A prospective observational study of catheter-related bacteraemia and thrombosis in a haemodialysis cohort: univariate and multivariate analyses of risk association.
Nephrol Dial Transplant. 2010 Jan 6;
Authors: Thomson P, Stirling C, Traynor J, Morris S, Mactier R
BACKGROUND: Central venous catheterization is a fundamental component in delivering haemodialysis yet is associated with significantly higher complication rates than other methods of vascular access. In this study, we report results of univariate and multivariate analyses designed to identify and quantify independent risk association for catheterization type, clinical variables and laboratory variables with regard to the development of catheter-related bacteraemia (CRB) and catheter failure due to poor haemodialysis flow. METHODS: A 2-year prospective study of all incident haemodialysis vascular access catheter insertions was conducted. Laboratory and clinical variables were recorded at catheter insertion, and the clinical course was followed up to the point of catheter removal. CRB and catheter failure due to poor flow were recorded as outcome events. Univariate and multivariate analyses were used to test for association between clinical and laboratory variables and outcome. RESULTS: Forty-four thousand five hundred seventy-six catheter days were accumulated over the study period. Multivariate analysis demonstrated an independent association between non-tunnelled catheterization procedures and adverse outcomes compared with tunnelled central venous catheter insertions.

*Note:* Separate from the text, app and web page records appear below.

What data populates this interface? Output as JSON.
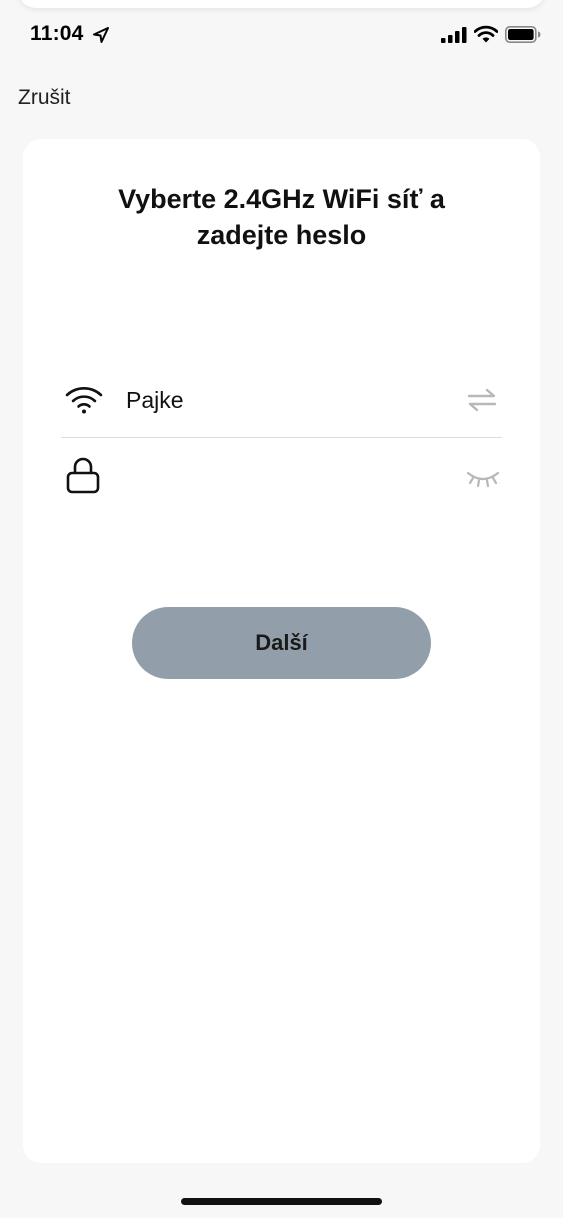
{
  "status_bar": {
    "time": "11:04",
    "location_icon": "location-arrow-icon",
    "signal_icon": "cellular-signal-icon",
    "wifi_icon": "wifi-icon",
    "battery_icon": "battery-full-icon"
  },
  "nav": {
    "cancel_label": "Zrušit"
  },
  "card": {
    "title_line1": "Vyberte 2.4GHz WiFi síť a",
    "title_line2": "zadejte heslo",
    "ssid": {
      "icon": "wifi-icon",
      "value": "Pajke",
      "switch_icon": "swap-arrows-icon"
    },
    "password": {
      "icon": "lock-icon",
      "value": "",
      "placeholder": "",
      "toggle_icon": "eye-closed-icon"
    },
    "next_label": "Další"
  },
  "colors": {
    "background": "#f7f7f7",
    "card": "#ffffff",
    "button": "#929fab",
    "icon_muted": "#b8b8b8"
  }
}
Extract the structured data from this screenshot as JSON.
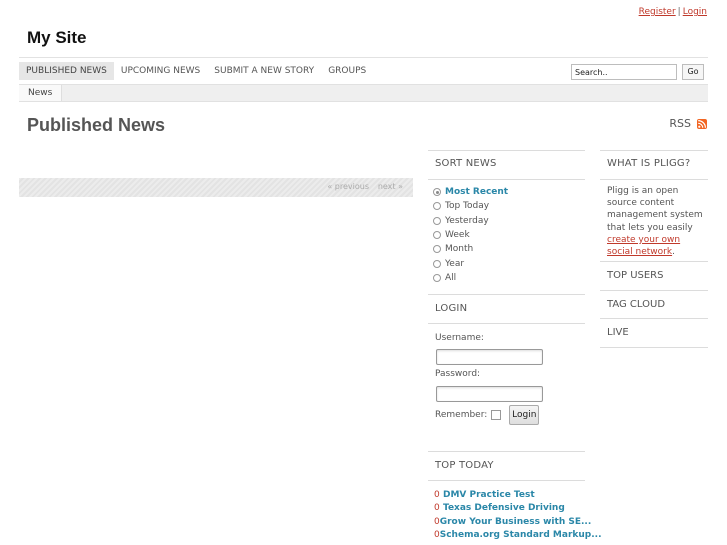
{
  "header": {
    "register_label": "Register",
    "separator": "|",
    "login_label": "Login",
    "site_title": "My Site"
  },
  "nav": {
    "items": [
      {
        "label": "PUBLISHED NEWS"
      },
      {
        "label": "UPCOMING NEWS"
      },
      {
        "label": "SUBMIT A NEW STORY"
      },
      {
        "label": "GROUPS"
      }
    ],
    "search_value": "Search..",
    "go_label": "Go"
  },
  "subnav": {
    "items": [
      {
        "label": "News"
      }
    ]
  },
  "main": {
    "heading": "Published News",
    "rss_label": "RSS",
    "pager": {
      "previous_label": "« previous",
      "next_label": "next »"
    }
  },
  "sort_news": {
    "title": "SORT NEWS",
    "options": [
      {
        "label": "Most Recent"
      },
      {
        "label": "Top Today"
      },
      {
        "label": "Yesterday"
      },
      {
        "label": "Week"
      },
      {
        "label": "Month"
      },
      {
        "label": "Year"
      },
      {
        "label": "All"
      }
    ]
  },
  "login_box": {
    "title": "LOGIN",
    "username_label": "Username:",
    "password_label": "Password:",
    "remember_label": "Remember:",
    "submit_label": "Login"
  },
  "top_today": {
    "title": "TOP TODAY",
    "stories": [
      {
        "count": "0",
        "title": "DMV Practice Test"
      },
      {
        "count": "0",
        "title": "Texas Defensive Driving"
      },
      {
        "count": "0",
        "title": "Grow Your Business with SE..."
      },
      {
        "count": "0",
        "title": "Schema.org Standard Markup..."
      }
    ]
  },
  "what_is": {
    "title": "WHAT IS PLIGG?",
    "text": "Pligg is an open source content management system that lets you easily",
    "link_text": "create your own social network",
    "end": "."
  },
  "right_links": {
    "top_users": "TOP USERS",
    "tag_cloud": "TAG CLOUD",
    "live": "LIVE"
  },
  "colors": {
    "accent_link": "#2a87a8",
    "red_link": "#c0392b",
    "rss_orange": "#f26522"
  }
}
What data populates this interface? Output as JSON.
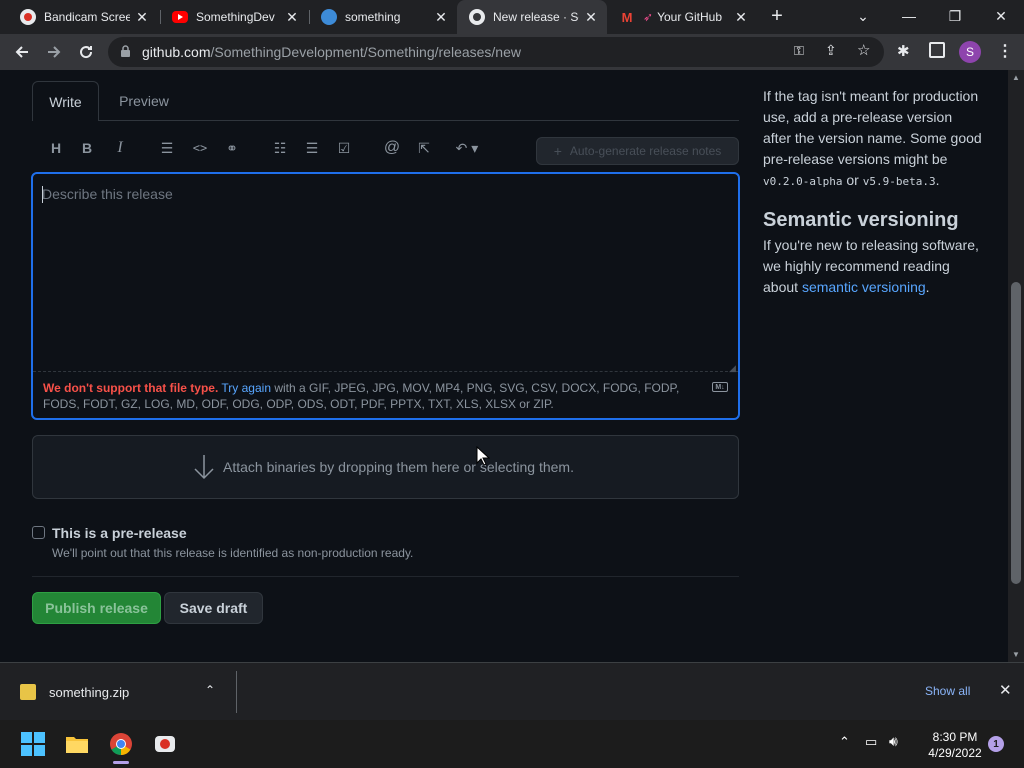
{
  "browser": {
    "tabs": [
      {
        "title": "Bandicam Scree",
        "icon": "bandicam-icon"
      },
      {
        "title": "SomethingDev",
        "icon": "youtube-icon"
      },
      {
        "title": "something",
        "icon": "app-icon"
      },
      {
        "title": "New release · Sc",
        "icon": "github-icon"
      },
      {
        "title": "Your GitHub",
        "icon": "gmail-icon"
      }
    ],
    "url_host": "github.com",
    "url_path": "/SomethingDevelopment/Something/releases/new",
    "profile_initial": "S"
  },
  "editor": {
    "write_tab": "Write",
    "preview_tab": "Preview",
    "autogen_label": "Auto-generate release notes",
    "placeholder": "Describe this release",
    "error_bold": "We don't support that file type.",
    "error_link": "Try again",
    "error_rest": "with a GIF, JPEG, JPG, MOV, MP4, PNG, SVG, CSV, DOCX, FODG, FODP, FODS, FODT, GZ, LOG, MD, ODF, ODG, ODP, ODS, ODT, PDF, PPTX, TXT, XLS, XLSX or ZIP."
  },
  "attach": {
    "text": "Attach binaries by dropping them here or selecting them."
  },
  "prerelease": {
    "label": "This is a pre-release",
    "note": "We'll point out that this release is identified as non-production ready."
  },
  "buttons": {
    "publish": "Publish release",
    "draft": "Save draft"
  },
  "sidebar": {
    "p1_a": "If the tag isn't meant for production use, add a pre-release version after the version name. Some good pre-release versions might be",
    "code1": "v0.2.0-alpha",
    "p1_or": "or",
    "code2": "v5.9-beta.3",
    "p1_end": ".",
    "heading": "Semantic versioning",
    "p2_a": "If you're new to releasing software, we highly recommend reading about",
    "p2_link": "semantic versioning",
    "p2_end": "."
  },
  "downloads": {
    "file": "something.zip",
    "show_all": "Show all"
  },
  "taskbar": {
    "time": "8:30 PM",
    "date": "4/29/2022",
    "notifications": "1"
  }
}
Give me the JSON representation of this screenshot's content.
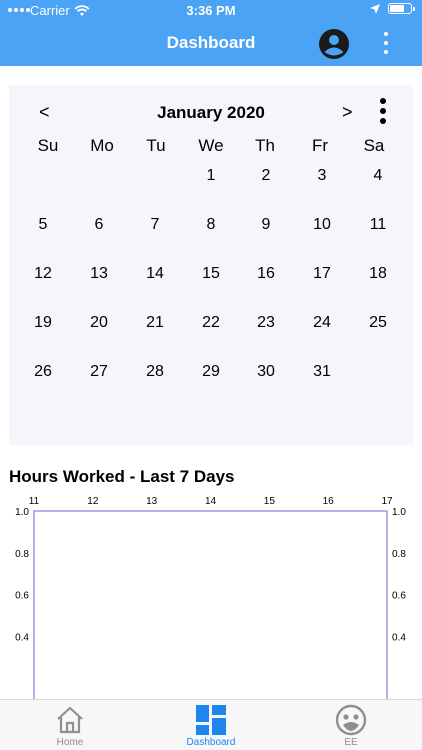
{
  "status_bar": {
    "carrier": "Carrier",
    "time": "3:36 PM"
  },
  "header": {
    "title": "Dashboard",
    "color": "#4aa3f4"
  },
  "calendar": {
    "prev": "<",
    "month": "January 2020",
    "next": ">",
    "weekdays": [
      "Su",
      "Mo",
      "Tu",
      "We",
      "Th",
      "Fr",
      "Sa"
    ],
    "weeks": [
      [
        "",
        "",
        "",
        "1",
        "2",
        "3",
        "4"
      ],
      [
        "5",
        "6",
        "7",
        "8",
        "9",
        "10",
        "11"
      ],
      [
        "12",
        "13",
        "14",
        "15",
        "16",
        "17",
        "18"
      ],
      [
        "19",
        "20",
        "21",
        "22",
        "23",
        "24",
        "25"
      ],
      [
        "26",
        "27",
        "28",
        "29",
        "30",
        "31",
        ""
      ]
    ]
  },
  "chart_section": {
    "title": "Hours Worked - Last 7 Days"
  },
  "chart_data": {
    "type": "line",
    "title": "Hours Worked - Last 7 Days",
    "x_ticks": [
      "11",
      "12",
      "13",
      "14",
      "15",
      "16",
      "17"
    ],
    "y_ticks_left": [
      "1.0",
      "0.8",
      "0.6",
      "0.4"
    ],
    "y_ticks_right": [
      "1.0",
      "0.8",
      "0.6",
      "0.4"
    ],
    "xlim": [
      11,
      17
    ],
    "ylim": [
      0,
      1.0
    ],
    "series": [],
    "frame_color": "#6c63d9"
  },
  "tabbar": {
    "tabs": [
      {
        "label": "Home",
        "icon": "house-icon",
        "active": false
      },
      {
        "label": "Dashboard",
        "icon": "dashboard-grid-icon",
        "active": true
      },
      {
        "label": "EE",
        "icon": "face-icon",
        "active": false
      }
    ],
    "active_color": "#1f86f0",
    "inactive_color": "#8e8e93"
  }
}
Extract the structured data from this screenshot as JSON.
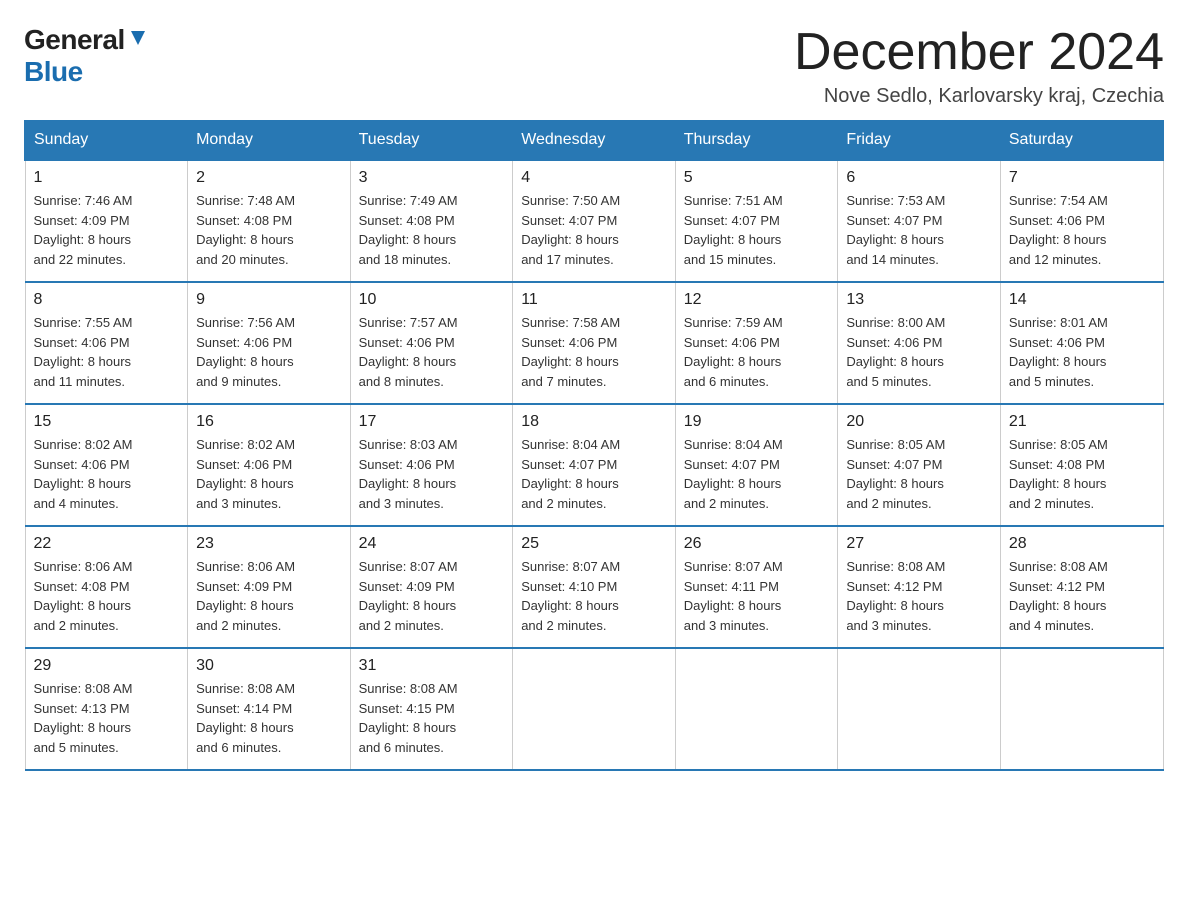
{
  "header": {
    "logo_general": "General",
    "logo_blue": "Blue",
    "month_title": "December 2024",
    "location": "Nove Sedlo, Karlovarsky kraj, Czechia"
  },
  "days_of_week": [
    "Sunday",
    "Monday",
    "Tuesday",
    "Wednesday",
    "Thursday",
    "Friday",
    "Saturday"
  ],
  "weeks": [
    [
      {
        "day": "1",
        "sunrise": "7:46 AM",
        "sunset": "4:09 PM",
        "daylight": "8 hours and 22 minutes."
      },
      {
        "day": "2",
        "sunrise": "7:48 AM",
        "sunset": "4:08 PM",
        "daylight": "8 hours and 20 minutes."
      },
      {
        "day": "3",
        "sunrise": "7:49 AM",
        "sunset": "4:08 PM",
        "daylight": "8 hours and 18 minutes."
      },
      {
        "day": "4",
        "sunrise": "7:50 AM",
        "sunset": "4:07 PM",
        "daylight": "8 hours and 17 minutes."
      },
      {
        "day": "5",
        "sunrise": "7:51 AM",
        "sunset": "4:07 PM",
        "daylight": "8 hours and 15 minutes."
      },
      {
        "day": "6",
        "sunrise": "7:53 AM",
        "sunset": "4:07 PM",
        "daylight": "8 hours and 14 minutes."
      },
      {
        "day": "7",
        "sunrise": "7:54 AM",
        "sunset": "4:06 PM",
        "daylight": "8 hours and 12 minutes."
      }
    ],
    [
      {
        "day": "8",
        "sunrise": "7:55 AM",
        "sunset": "4:06 PM",
        "daylight": "8 hours and 11 minutes."
      },
      {
        "day": "9",
        "sunrise": "7:56 AM",
        "sunset": "4:06 PM",
        "daylight": "8 hours and 9 minutes."
      },
      {
        "day": "10",
        "sunrise": "7:57 AM",
        "sunset": "4:06 PM",
        "daylight": "8 hours and 8 minutes."
      },
      {
        "day": "11",
        "sunrise": "7:58 AM",
        "sunset": "4:06 PM",
        "daylight": "8 hours and 7 minutes."
      },
      {
        "day": "12",
        "sunrise": "7:59 AM",
        "sunset": "4:06 PM",
        "daylight": "8 hours and 6 minutes."
      },
      {
        "day": "13",
        "sunrise": "8:00 AM",
        "sunset": "4:06 PM",
        "daylight": "8 hours and 5 minutes."
      },
      {
        "day": "14",
        "sunrise": "8:01 AM",
        "sunset": "4:06 PM",
        "daylight": "8 hours and 5 minutes."
      }
    ],
    [
      {
        "day": "15",
        "sunrise": "8:02 AM",
        "sunset": "4:06 PM",
        "daylight": "8 hours and 4 minutes."
      },
      {
        "day": "16",
        "sunrise": "8:02 AM",
        "sunset": "4:06 PM",
        "daylight": "8 hours and 3 minutes."
      },
      {
        "day": "17",
        "sunrise": "8:03 AM",
        "sunset": "4:06 PM",
        "daylight": "8 hours and 3 minutes."
      },
      {
        "day": "18",
        "sunrise": "8:04 AM",
        "sunset": "4:07 PM",
        "daylight": "8 hours and 2 minutes."
      },
      {
        "day": "19",
        "sunrise": "8:04 AM",
        "sunset": "4:07 PM",
        "daylight": "8 hours and 2 minutes."
      },
      {
        "day": "20",
        "sunrise": "8:05 AM",
        "sunset": "4:07 PM",
        "daylight": "8 hours and 2 minutes."
      },
      {
        "day": "21",
        "sunrise": "8:05 AM",
        "sunset": "4:08 PM",
        "daylight": "8 hours and 2 minutes."
      }
    ],
    [
      {
        "day": "22",
        "sunrise": "8:06 AM",
        "sunset": "4:08 PM",
        "daylight": "8 hours and 2 minutes."
      },
      {
        "day": "23",
        "sunrise": "8:06 AM",
        "sunset": "4:09 PM",
        "daylight": "8 hours and 2 minutes."
      },
      {
        "day": "24",
        "sunrise": "8:07 AM",
        "sunset": "4:09 PM",
        "daylight": "8 hours and 2 minutes."
      },
      {
        "day": "25",
        "sunrise": "8:07 AM",
        "sunset": "4:10 PM",
        "daylight": "8 hours and 2 minutes."
      },
      {
        "day": "26",
        "sunrise": "8:07 AM",
        "sunset": "4:11 PM",
        "daylight": "8 hours and 3 minutes."
      },
      {
        "day": "27",
        "sunrise": "8:08 AM",
        "sunset": "4:12 PM",
        "daylight": "8 hours and 3 minutes."
      },
      {
        "day": "28",
        "sunrise": "8:08 AM",
        "sunset": "4:12 PM",
        "daylight": "8 hours and 4 minutes."
      }
    ],
    [
      {
        "day": "29",
        "sunrise": "8:08 AM",
        "sunset": "4:13 PM",
        "daylight": "8 hours and 5 minutes."
      },
      {
        "day": "30",
        "sunrise": "8:08 AM",
        "sunset": "4:14 PM",
        "daylight": "8 hours and 6 minutes."
      },
      {
        "day": "31",
        "sunrise": "8:08 AM",
        "sunset": "4:15 PM",
        "daylight": "8 hours and 6 minutes."
      },
      null,
      null,
      null,
      null
    ]
  ],
  "labels": {
    "sunrise": "Sunrise:",
    "sunset": "Sunset:",
    "daylight": "Daylight:"
  }
}
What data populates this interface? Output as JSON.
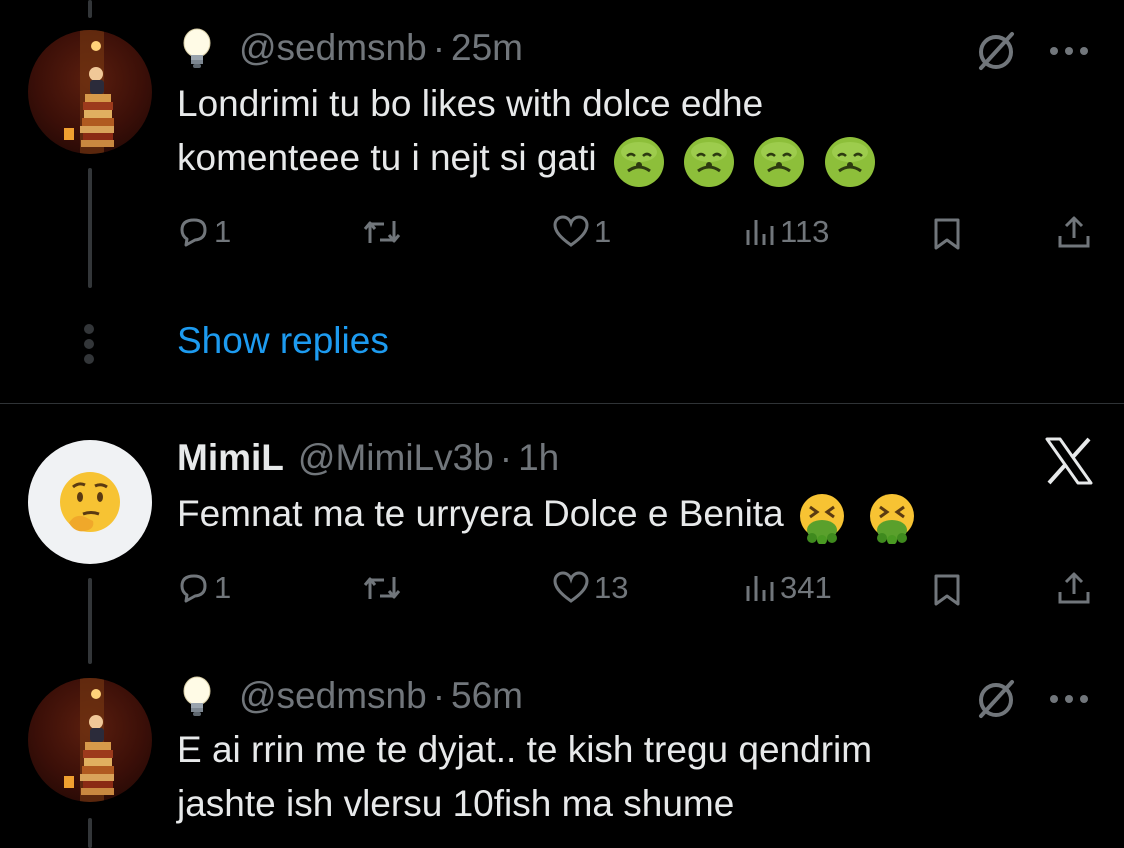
{
  "tweets": [
    {
      "author_display": "",
      "handle": "@sedmsnb",
      "separator": "·",
      "time": "25m",
      "lines": [
        "Londrimi tu bo likes with dolce edhe",
        "komenteee tu i nejt si gati"
      ],
      "emojis": [
        "nauseated-face-emoji",
        "nauseated-face-emoji",
        "nauseated-face-emoji",
        "nauseated-face-emoji"
      ],
      "actions": {
        "replies": "1",
        "reposts": "",
        "likes": "1",
        "views": "113"
      }
    },
    {
      "author_display": "MimiL",
      "handle": "@MimiLv3b",
      "separator": "·",
      "time": "1h",
      "lines": [
        "Femnat ma te urryera Dolce e Benita"
      ],
      "emojis": [
        "vomiting-face-emoji",
        "vomiting-face-emoji"
      ],
      "actions": {
        "replies": "1",
        "reposts": "",
        "likes": "13",
        "views": "341"
      }
    },
    {
      "author_display": "",
      "handle": "@sedmsnb",
      "separator": "·",
      "time": "56m",
      "lines": [
        "E ai rrin me te dyjat.. te kish tregu qendrim",
        "jashte ish vlersu 10fish ma shume"
      ],
      "emojis": []
    }
  ],
  "show_replies_label": "Show replies",
  "icons": {
    "badge": "lightbulb-icon",
    "muted": "muted-circle-icon",
    "more": "more-dots-icon",
    "x_logo": "x-logo-icon"
  },
  "colors": {
    "background": "#000000",
    "text": "#e7e9ea",
    "secondary": "#71767b",
    "link": "#1d9bf0"
  }
}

Elevated modified Charlson comorbidity score was independently associated with the development of CRBc. Elevated C-reactive protein and low haemodialysis blood pump flow were independently associated with catheter failure due to poor flow. CONCLUSIONS: The data demonstrate that tunnelled central venous catheter insertions have an association with lower complication rates than non-tunnelled central venous catheter insertions that is independent of whether patients have acute or chronic renal failure, or high levels of comorbidity.
PMID: 20054025 [PubMed - as supplied by publisher]